Four wordings were offered and consumers asked whether they would tick the opt-out. The choices ranged from a plain statement that the consumer can choose not to receive marketing items through to more developed explanations about how data might be shared with third parties and why the company would like permission to stay in contact.
The lowest level of opt-out (at 43 %) was for the most detailed version in which the consumer was told they were opting out of marketing from both the company and its selected partners. The other three options all gained relatively similar levels of opt-out (see Chart 2), with the highest attracting 55 %. Surprisingly, this was the simplest option available.
It is this 12 % gap between the rate at which consumers exercise their option that marketers can take advantage of through testing. Across an entire customer base, reducing opt-outs by this level can make a sizeable difference to the permission-to-market rate on a database. It is worth noting, however, that in Wave 2, this difference was 17 %. Consumers may be getting more familiar with the way companies seek to mitigate negative consent.
Permission rates at the point of data capture dictate the scope a brand has to communicate with its customers from the beginning of a relationship. As the engagement develops, there are multiple points at which the individual might choose to withdraw their consent, however. Understanding what can trigger this decision can help to keep in-lfe opt-outs to a minimum.
Unsubscribe requests are a constant possibility within every marketing campaign. Where these are received, the reason might not necessarily be a desire to stop receiving messages. Instead, as Chart 3 shows, it could just indicate the end of the customer’s lifecycle with that provider. Modelling unsubscribers against usage patterns may help to reassure the brand that people leave when they are finished, not just because they are unhappy.

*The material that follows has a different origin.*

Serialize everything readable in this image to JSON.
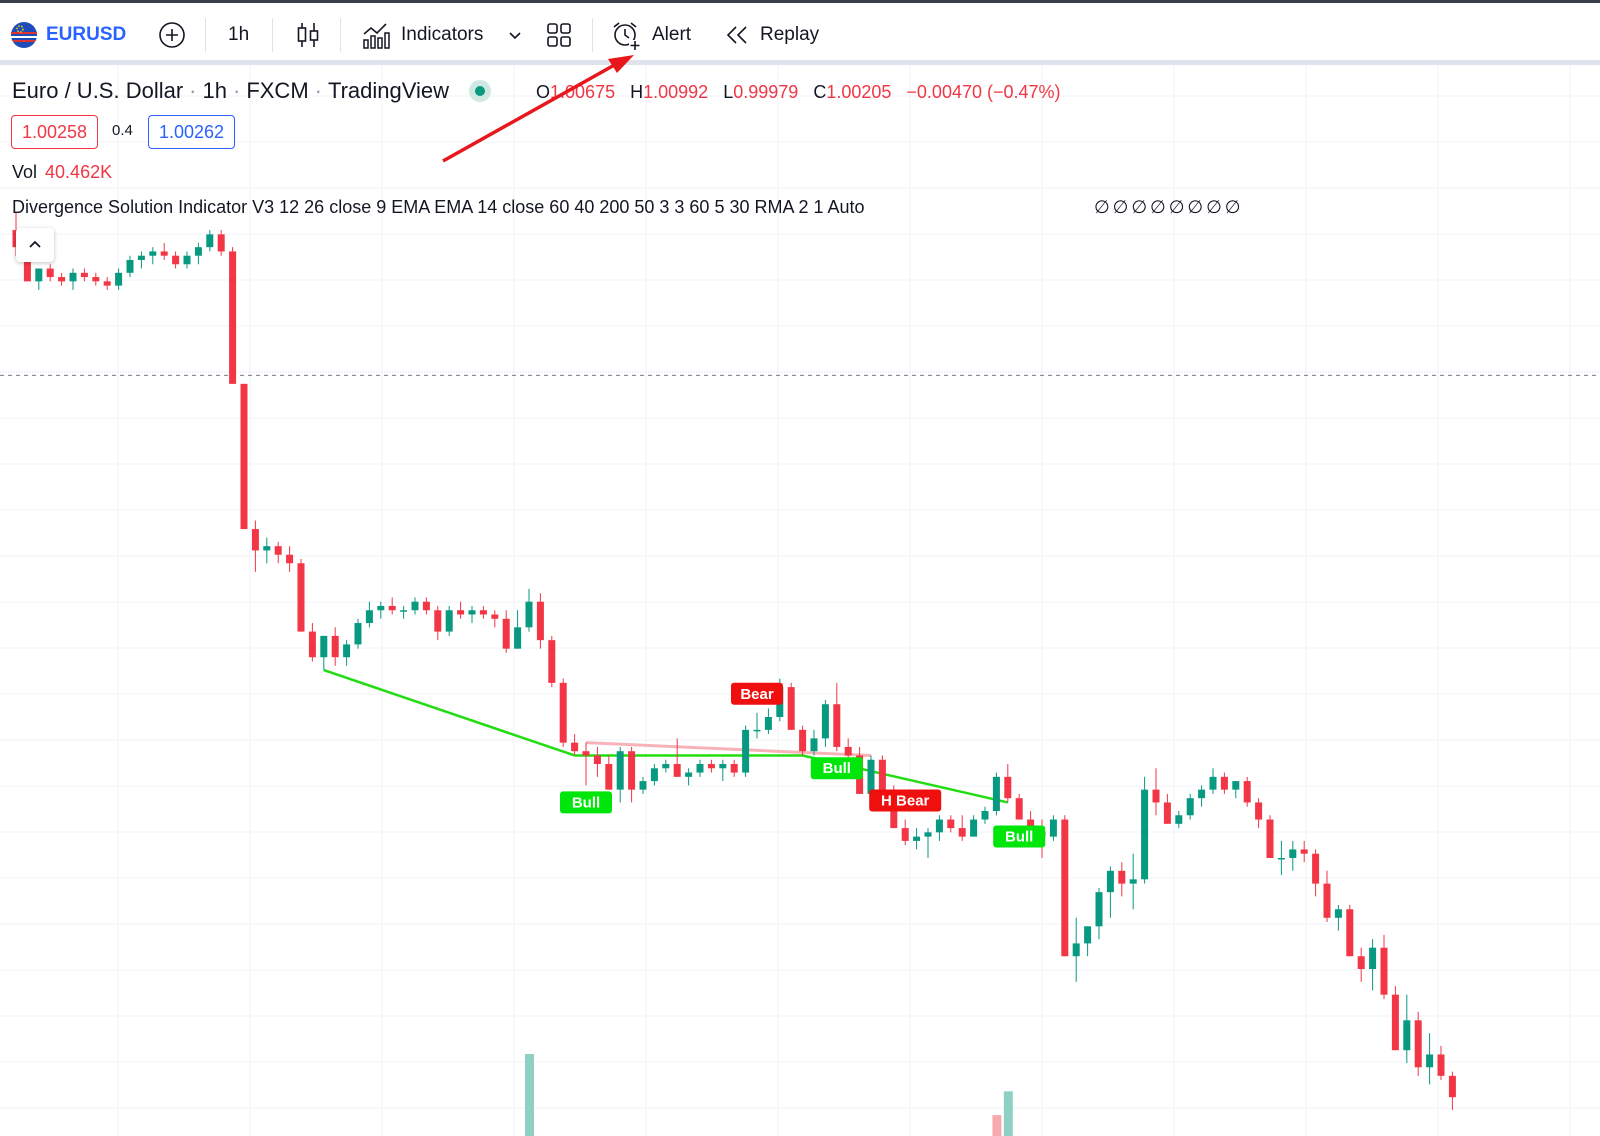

Except that a similar level of unsubscribe happens because the consumer believes they did not give permission to be contacted in the first place. If six out of ten believe they are receiving unsolicited communications (without consent), that represents an important problem for marketers to resolve.
There is also clear evidence that poor use of data is one of the major triggers for unsubscribe requests. These include sending irrelevant items which do not reflect what is known about the individual’s interests, sending too many items, or targeting poorly. Although less of an issue, not providing enough information that is of value to the consumer can also lead to a negative response.
While service and customer experience may not necessarily be under the direct control of the marketing function, these have immediate consequences for consent. A poor experience or other causes of dissatisfaction are likely to lead to unsubscribe requests. Recognising when an individual has been poorly handled or is dissatisfied and using this to filter when messages are sent could help to avoid losing permission.
Within the research, there are clear indications that consumer want to take back more control over their data and are sensitive to reasons (and opportunities) to do so. At the same time, marketers do have their own moments of truth during the relationship when they can leverage a willingness to provide personal information.
At its best, this is shown in the seven-fold advantage companies with an existing relationship to the consumer have in gaining data over unknown brands. Even businesses in the same group - or those selling aspirational goods and services - enjoy nearly double the likely rate of data sharing.
At worst, consumers may be looking to shut the door on mis-used or mis-applied data by withdrawing their consent. It is up to brands to ensure they apply best practice to data if they want to keep their mandate from the population.